"Given the complexity of the issues and the remaining time available, there simply isn't a path forward through both chambers for a proposal that accomplishes both this session," Brown said in a statement. 

"As yesterday's hearing demonstrated, both transportation and greenhouse gas emissions reductions are important and complicated policy questions that deserve adequate and focused attention," she said. "We worked hard to find a way to address them as a package, but no solution emerged that accomplished that to the satisfaction of all parties. They should be decoupled and considered separately, thus avoiding the ‘my way, or no highway' situation in which we now find ourselves." 

Oregon was the latest in a series of states to try to increase their local gas tax in recent years as federal transportation funding has dried up.

The additional money transportation backers were seeking would have been collected on top of an 18.4-cent-per-gallon federal gas tax that is charged to all drivers in the U.S. to fill the federal government’s transportation funding coffers. 

The American Petroleum Institute says the gas tax increase would have brought the total amount of money that drivers in Oregon were charged at the pump to nearly 55 cents per gallon. 
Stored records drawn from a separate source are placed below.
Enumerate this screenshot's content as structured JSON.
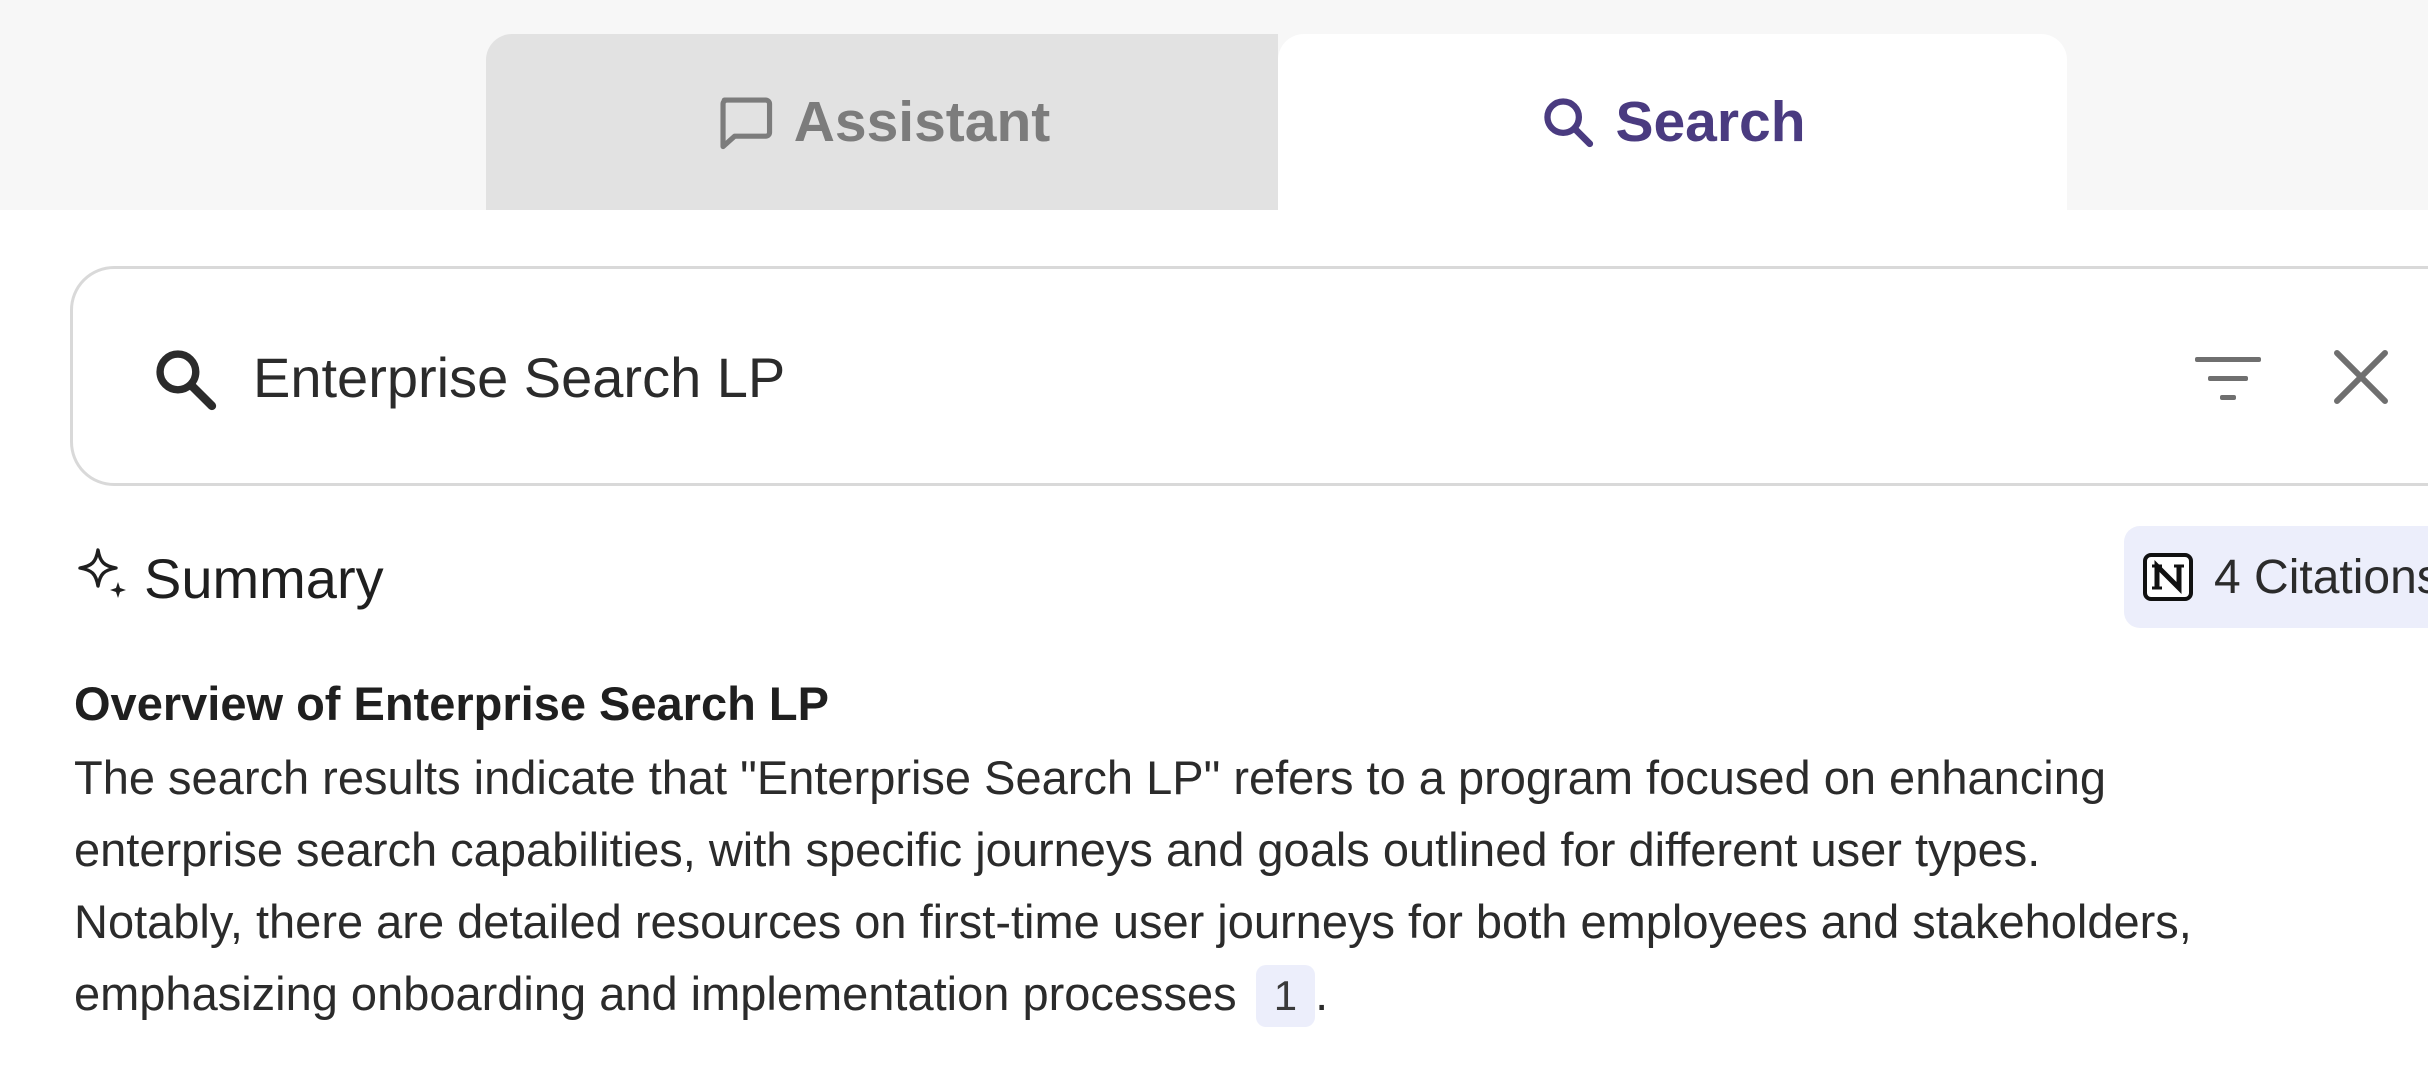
{
  "tabs": {
    "assistant_label": "Assistant",
    "search_label": "Search"
  },
  "search": {
    "query": "Enterprise Search LP"
  },
  "summary": {
    "header": "Summary",
    "citations_label": "4 Citations",
    "overview_title": "Overview of Enterprise Search LP",
    "lines": [
      "The search results indicate that \"Enterprise Search LP\" refers to a program focused on enhancing",
      "enterprise search capabilities, with specific journeys and goals outlined for different user types.",
      "Notably, there are detailed resources on first-time user journeys for both employees and stakeholders,",
      "emphasizing onboarding and implementation processes"
    ],
    "citation_marker": "1",
    "trailing": "."
  },
  "colors": {
    "active_tab_text": "#4a3b80",
    "inactive_tab_bg": "#e2e2e2",
    "badge_bg": "#eceefb"
  },
  "icons": {
    "assistant_tab": "chat-bubble-icon",
    "search_tab": "search-icon",
    "search_field": "search-icon",
    "filter": "filter-icon",
    "clear": "close-icon",
    "summary": "sparkle-icon",
    "citations_source": "notion-logo-icon"
  }
}
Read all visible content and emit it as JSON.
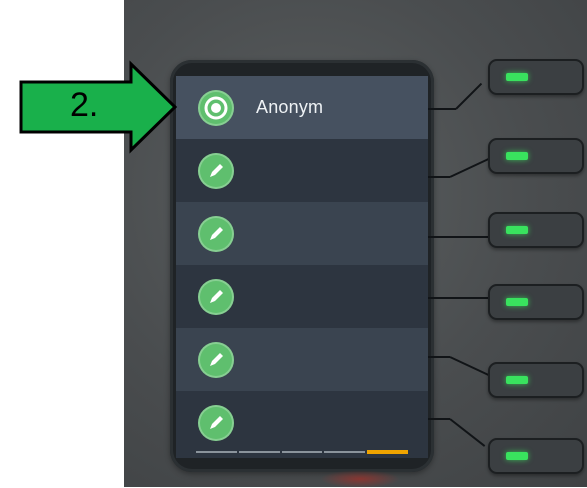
{
  "annotation": {
    "step_label": "2."
  },
  "screen": {
    "rows": [
      {
        "icon": "target-icon",
        "label": "Anonym"
      },
      {
        "icon": "pencil-icon",
        "label": ""
      },
      {
        "icon": "pencil-icon",
        "label": ""
      },
      {
        "icon": "pencil-icon",
        "label": ""
      },
      {
        "icon": "pencil-icon",
        "label": ""
      },
      {
        "icon": "pencil-icon",
        "label": ""
      }
    ],
    "page_indicator": {
      "pages": 5,
      "active_page": 5
    }
  },
  "colors": {
    "icon_green": "#5fbf6e",
    "led_green": "#39e25e",
    "page_active": "#f0a400",
    "arrow_green": "#19b04b"
  }
}
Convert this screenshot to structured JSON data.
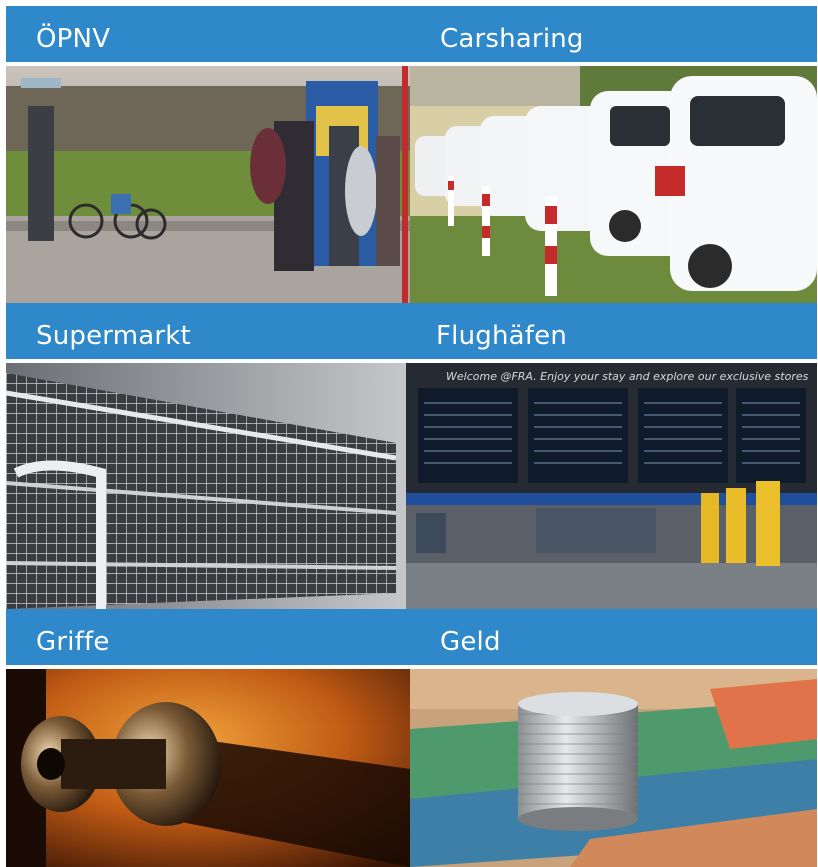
{
  "tiles": [
    {
      "title": "ÖPNV",
      "image": "bus-stop-ticket-machine-photo"
    },
    {
      "title": "Carsharing",
      "image": "parked-white-cars-photo"
    },
    {
      "title": "Supermarkt",
      "image": "shopping-carts-photo"
    },
    {
      "title": "Flughäfen",
      "image": "airport-departure-board-photo"
    },
    {
      "title": "Griffe",
      "image": "door-knob-photo"
    },
    {
      "title": "Geld",
      "image": "coins-and-banknotes-photo"
    }
  ],
  "photo_texts": {
    "airport_banner": "Welcome @FRA. Enjoy your stay and explore our exclusive stores"
  },
  "colors": {
    "header_bar": "#2e88c9",
    "header_text": "#ffffff",
    "background": "#ffffff"
  }
}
As it stands now, Oregon drivers are paying almost 50 cents per gallon extra at the pump, according to the group. 

Lawmakers in Washington face a July 31 deadline to pass federal transportation funding before it expires, and they are struggling to come up with a way to pay for an extension of the measure. 

Prior to Brown's announcement, transportation advocates in Washington have pointed to the willingness of states like Oregon to raise their own gas tax as evidence that a national hike would be politically palatable this year. 

Conservative groups in Washington have made clear they would consider an increase in the federal fuel levy a tax hike, however.

The federal gas tax has been the main source of transportation funding for decades, but it has not been increased since 1993, sapping its buying power.

While the tax hike has backing from business associations and unions, opposition from conservative groups, such as Heritage Action and the Club for Growth, led GOP leaders in the House to call it a nonstarter.

The federal government typically spends about $50 billion per year on transportation projects, but the gas tax will only bring in $34 billion annually without an increase.  

The Department of Transportation has said the Highway Trust Fund will run out of money in late July or early August if Congress does not come to an agreement on an extension in the next couple of weeks.

Oregon has separately moved to test a system where drivers pay gas taxes based on the number of miles they travel instead of by the gallon. 

The plan, known in transportation circles as the vehicle miles traveled (VMT) tax, has faced opposition over privacy concerns in Washington when it has been floated as alternative to the increasing the national gas tax.